Late last week, we saw the price of Brent crude oil soar to its highest level in four months, as it flirted with the $111.00 / barrel handle.
The spike in price happened after Egypt’s government declared a “state of emergency” after violent clashes took place between the local police and supporters of ousted President Mohamed Mursi.
Keep in mind that while Egypt isn’t considered one of the world’s top oil suppliers (ranked just 54th in the world, producing less than 1% of world supply), its location makes the country a key figure in the oil industry.

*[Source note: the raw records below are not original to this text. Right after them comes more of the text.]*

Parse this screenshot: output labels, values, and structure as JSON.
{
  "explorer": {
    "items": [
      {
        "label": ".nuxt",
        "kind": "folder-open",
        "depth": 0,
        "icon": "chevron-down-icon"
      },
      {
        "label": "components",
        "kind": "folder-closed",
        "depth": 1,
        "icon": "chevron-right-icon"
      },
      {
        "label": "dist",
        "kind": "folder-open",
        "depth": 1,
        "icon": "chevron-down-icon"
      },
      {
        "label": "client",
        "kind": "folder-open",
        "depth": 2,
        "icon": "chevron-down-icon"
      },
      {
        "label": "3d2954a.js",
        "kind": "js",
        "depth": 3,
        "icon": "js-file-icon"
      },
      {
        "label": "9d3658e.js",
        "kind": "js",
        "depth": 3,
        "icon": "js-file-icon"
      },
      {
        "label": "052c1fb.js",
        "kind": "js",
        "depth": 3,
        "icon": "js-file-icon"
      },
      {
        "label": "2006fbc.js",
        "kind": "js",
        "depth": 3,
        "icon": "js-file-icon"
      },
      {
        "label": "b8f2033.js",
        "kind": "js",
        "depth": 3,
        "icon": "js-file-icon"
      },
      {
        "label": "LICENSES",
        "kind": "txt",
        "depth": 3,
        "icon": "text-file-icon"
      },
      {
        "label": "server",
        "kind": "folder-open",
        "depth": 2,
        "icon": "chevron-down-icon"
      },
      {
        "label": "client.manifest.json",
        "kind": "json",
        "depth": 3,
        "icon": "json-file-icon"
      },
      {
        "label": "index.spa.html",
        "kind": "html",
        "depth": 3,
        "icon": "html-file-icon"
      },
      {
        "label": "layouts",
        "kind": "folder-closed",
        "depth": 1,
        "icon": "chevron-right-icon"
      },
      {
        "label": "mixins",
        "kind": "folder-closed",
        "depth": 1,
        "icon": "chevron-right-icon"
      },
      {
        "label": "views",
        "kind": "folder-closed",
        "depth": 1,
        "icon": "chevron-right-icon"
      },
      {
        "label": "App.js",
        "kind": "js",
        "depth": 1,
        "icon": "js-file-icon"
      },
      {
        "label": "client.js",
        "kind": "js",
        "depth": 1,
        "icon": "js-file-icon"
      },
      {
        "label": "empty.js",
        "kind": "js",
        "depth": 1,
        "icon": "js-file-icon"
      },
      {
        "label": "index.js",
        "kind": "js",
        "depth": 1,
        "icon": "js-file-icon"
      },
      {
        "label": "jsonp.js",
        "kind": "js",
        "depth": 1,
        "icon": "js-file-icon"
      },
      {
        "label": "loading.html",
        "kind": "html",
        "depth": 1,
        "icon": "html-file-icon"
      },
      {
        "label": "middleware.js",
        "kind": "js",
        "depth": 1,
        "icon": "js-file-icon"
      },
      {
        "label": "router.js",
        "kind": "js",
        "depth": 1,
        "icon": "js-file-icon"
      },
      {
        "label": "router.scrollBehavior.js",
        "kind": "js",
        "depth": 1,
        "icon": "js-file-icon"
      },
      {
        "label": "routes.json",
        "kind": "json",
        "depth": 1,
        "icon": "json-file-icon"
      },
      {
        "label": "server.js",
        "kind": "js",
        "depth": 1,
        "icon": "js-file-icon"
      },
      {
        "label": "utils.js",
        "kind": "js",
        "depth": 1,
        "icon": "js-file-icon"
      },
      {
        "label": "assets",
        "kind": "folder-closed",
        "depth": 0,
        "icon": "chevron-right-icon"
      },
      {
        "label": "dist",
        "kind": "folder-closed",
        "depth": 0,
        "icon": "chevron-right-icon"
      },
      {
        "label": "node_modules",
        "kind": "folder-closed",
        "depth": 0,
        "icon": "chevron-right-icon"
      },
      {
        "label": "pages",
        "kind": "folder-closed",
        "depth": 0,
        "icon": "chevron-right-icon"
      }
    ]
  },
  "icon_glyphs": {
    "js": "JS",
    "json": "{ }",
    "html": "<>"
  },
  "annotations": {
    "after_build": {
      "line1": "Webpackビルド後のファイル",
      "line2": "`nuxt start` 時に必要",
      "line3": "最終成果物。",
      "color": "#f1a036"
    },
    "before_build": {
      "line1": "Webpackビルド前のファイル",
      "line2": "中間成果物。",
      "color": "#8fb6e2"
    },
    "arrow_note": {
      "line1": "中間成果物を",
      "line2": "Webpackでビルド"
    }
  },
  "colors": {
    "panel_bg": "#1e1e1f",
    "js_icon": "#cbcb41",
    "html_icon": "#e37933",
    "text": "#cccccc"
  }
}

There are concerns that unrest in Egypt could adversely affect the Suez Canal, where up to 7% of total oil supply passes through every single day. Should conflicts continue to rise in Egypt, it could cause disruptions in the Suez Canal, which will lead to increased transit time and rising shipping costs.

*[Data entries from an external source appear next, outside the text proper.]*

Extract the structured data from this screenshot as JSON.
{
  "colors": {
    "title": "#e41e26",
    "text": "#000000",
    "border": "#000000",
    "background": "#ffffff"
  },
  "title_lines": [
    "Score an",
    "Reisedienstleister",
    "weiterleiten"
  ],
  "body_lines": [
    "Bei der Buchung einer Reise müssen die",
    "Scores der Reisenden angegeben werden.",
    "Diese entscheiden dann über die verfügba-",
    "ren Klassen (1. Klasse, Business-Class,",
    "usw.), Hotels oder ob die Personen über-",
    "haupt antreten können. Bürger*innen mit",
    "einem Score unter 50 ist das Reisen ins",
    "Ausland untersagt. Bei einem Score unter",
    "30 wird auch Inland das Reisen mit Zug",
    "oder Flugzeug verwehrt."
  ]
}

For now though, the upward pressure on oil prices is just mostly based on fear and an actual drop in oil supply hasn’t taken place yet. Analysts are even predicting that an oil supply disruption is unlikely as BP and Royal Dutch Shell, two of the world’s largest oil producers, have assured that their operations and production will carry on.

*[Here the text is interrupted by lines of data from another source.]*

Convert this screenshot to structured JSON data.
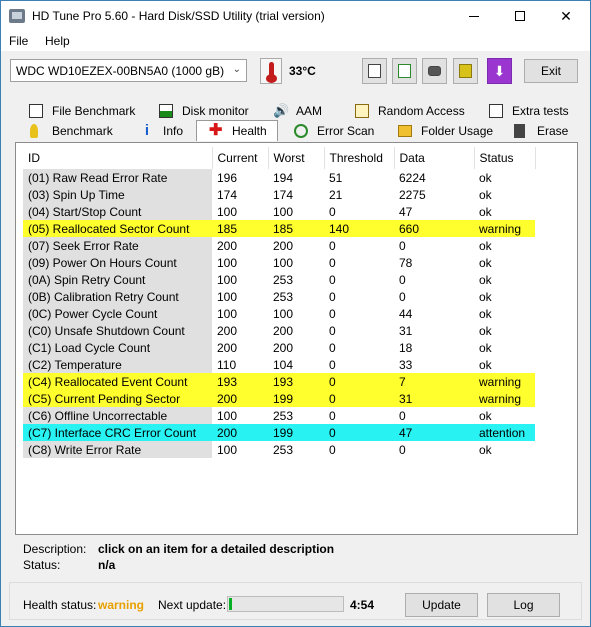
{
  "window": {
    "title": "HD Tune Pro 5.60 - Hard Disk/SSD Utility (trial version)"
  },
  "menu": {
    "file": "File",
    "help": "Help"
  },
  "toolbar": {
    "drive": "WDC WD10EZEX-00BN5A0 (1000 gB)",
    "temperature": "33°C",
    "exit_label": "Exit"
  },
  "tabs": [
    {
      "label": "File Benchmark",
      "icon": "file-benchmark-icon"
    },
    {
      "label": "Disk monitor",
      "icon": "disk-monitor-icon"
    },
    {
      "label": "AAM",
      "icon": "speaker-icon"
    },
    {
      "label": "Random Access",
      "icon": "random-access-icon"
    },
    {
      "label": "Extra tests",
      "icon": "extra-tests-icon"
    },
    {
      "label": "Benchmark",
      "icon": "benchmark-icon"
    },
    {
      "label": "Info",
      "icon": "info-icon"
    },
    {
      "label": "Health",
      "icon": "health-cross-icon",
      "active": true
    },
    {
      "label": "Error Scan",
      "icon": "error-scan-icon"
    },
    {
      "label": "Folder Usage",
      "icon": "folder-icon"
    },
    {
      "label": "Erase",
      "icon": "trash-icon"
    }
  ],
  "table": {
    "headers": [
      "ID",
      "Current",
      "Worst",
      "Threshold",
      "Data",
      "Status"
    ],
    "rows": [
      {
        "id": "(01) Raw Read Error Rate",
        "current": "196",
        "worst": "194",
        "threshold": "51",
        "data": "6224",
        "status": "ok"
      },
      {
        "id": "(03) Spin Up Time",
        "current": "174",
        "worst": "174",
        "threshold": "21",
        "data": "2275",
        "status": "ok"
      },
      {
        "id": "(04) Start/Stop Count",
        "current": "100",
        "worst": "100",
        "threshold": "0",
        "data": "47",
        "status": "ok"
      },
      {
        "id": "(05) Reallocated Sector Count",
        "current": "185",
        "worst": "185",
        "threshold": "140",
        "data": "660",
        "status": "warning"
      },
      {
        "id": "(07) Seek Error Rate",
        "current": "200",
        "worst": "200",
        "threshold": "0",
        "data": "0",
        "status": "ok"
      },
      {
        "id": "(09) Power On Hours Count",
        "current": "100",
        "worst": "100",
        "threshold": "0",
        "data": "78",
        "status": "ok"
      },
      {
        "id": "(0A) Spin Retry Count",
        "current": "100",
        "worst": "253",
        "threshold": "0",
        "data": "0",
        "status": "ok"
      },
      {
        "id": "(0B) Calibration Retry Count",
        "current": "100",
        "worst": "253",
        "threshold": "0",
        "data": "0",
        "status": "ok"
      },
      {
        "id": "(0C) Power Cycle Count",
        "current": "100",
        "worst": "100",
        "threshold": "0",
        "data": "44",
        "status": "ok"
      },
      {
        "id": "(C0) Unsafe Shutdown Count",
        "current": "200",
        "worst": "200",
        "threshold": "0",
        "data": "31",
        "status": "ok"
      },
      {
        "id": "(C1) Load Cycle Count",
        "current": "200",
        "worst": "200",
        "threshold": "0",
        "data": "18",
        "status": "ok"
      },
      {
        "id": "(C2) Temperature",
        "current": "110",
        "worst": "104",
        "threshold": "0",
        "data": "33",
        "status": "ok"
      },
      {
        "id": "(C4) Reallocated Event Count",
        "current": "193",
        "worst": "193",
        "threshold": "0",
        "data": "7",
        "status": "warning"
      },
      {
        "id": "(C5) Current Pending Sector",
        "current": "200",
        "worst": "199",
        "threshold": "0",
        "data": "31",
        "status": "warning"
      },
      {
        "id": "(C6) Offline Uncorrectable",
        "current": "100",
        "worst": "253",
        "threshold": "0",
        "data": "0",
        "status": "ok"
      },
      {
        "id": "(C7) Interface CRC Error Count",
        "current": "200",
        "worst": "199",
        "threshold": "0",
        "data": "47",
        "status": "attention"
      },
      {
        "id": "(C8) Write Error Rate",
        "current": "100",
        "worst": "253",
        "threshold": "0",
        "data": "0",
        "status": "ok"
      }
    ]
  },
  "description": {
    "desc_label": "Description:",
    "desc_value": "click on an item for a detailed description",
    "status_label": "Status:",
    "status_value": "n/a"
  },
  "footer": {
    "health_label": "Health status:",
    "health_value": "warning",
    "next_update_label": "Next update:",
    "progress_fraction": 0.03,
    "countdown": "4:54",
    "update_label": "Update",
    "log_label": "Log"
  },
  "colors": {
    "warning": "#ffff2e",
    "attention": "#28f2f2",
    "health_warning_text": "#e8a000",
    "progress": "#06b025"
  }
}
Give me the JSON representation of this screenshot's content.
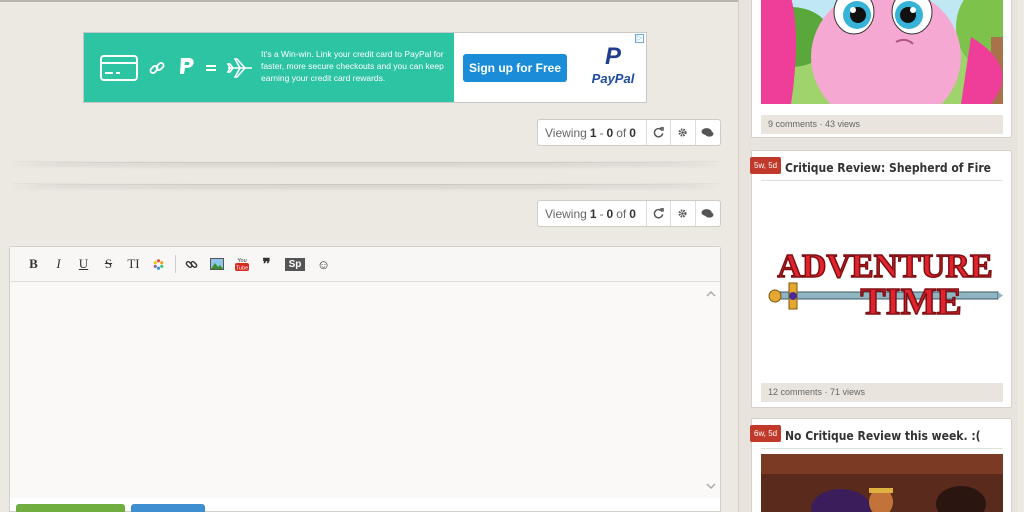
{
  "ad": {
    "text": "It's a Win-win. Link your credit card to PayPal for faster, more secure checkouts and you can keep earning your credit card rewards.",
    "signup_label": "Sign up for Free",
    "paypal_word": "PayPal",
    "paypal_logo": "P",
    "adchoice": "▷",
    "colors": {
      "left_bg": "#2dc4a4",
      "signup_bg": "#1a8cd8"
    }
  },
  "pagers": [
    {
      "prefix": "Viewing",
      "from": "1",
      "sep": "-",
      "to": "0",
      "of_label": "of",
      "total": "0"
    },
    {
      "prefix": "Viewing",
      "from": "1",
      "sep": "-",
      "to": "0",
      "of_label": "of",
      "total": "0"
    }
  ],
  "pager_icons": {
    "refresh": "refresh-icon",
    "settings": "gear-icon",
    "comments": "comments-icon"
  },
  "editor": {
    "toolbar": {
      "bold": "B",
      "italic": "I",
      "underline": "U",
      "strike": "S",
      "size": "TI",
      "sp": "Sp",
      "emoji": "☺",
      "quote": "❞",
      "youtube_top": "You",
      "youtube_bottom": "Tube"
    }
  },
  "sidebar": {
    "cards": [
      {
        "stats": "9 comments · 43 views"
      },
      {
        "tag": "5w, 5d",
        "title": "Critique Review: Shepherd of Fire",
        "image_title_line1": "ADVENTURE",
        "image_title_line2": "TIME",
        "stats": "12 comments · 71 views"
      },
      {
        "tag": "6w, 5d",
        "title": "No Critique Review this week. :("
      }
    ]
  }
}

Oil producers have also announced that they are monitoring the current situation very carefully, and that means you should keep tabs on what’s going on too! As we have witnessed in the past, market sentiment can be very fickle and commodity prices can react on oil supply fears, whether rational or irrational.
As forex traders, the good news is that we can profit from all this! In our School of Pipsology lesson on Intermarket Correlations, we discussed how the Canadian dollar has a positive correlation with oil prices since Canada is one of the top oil producers in the world.
Take a look at this daily chart of USD/CAD for instance. The pair has been on a solid uptrend since September 2012, but it appears that it is trying to breach the rising trend line.
Further pressure on oil prices brought about by a potential drop in supply could eventually trigger a strong break below USD/CAD’s rising trend line, which might signal the start of a long-term downtrend. Do you think that’s bound to happen soon? Let us know by voting through the poll below!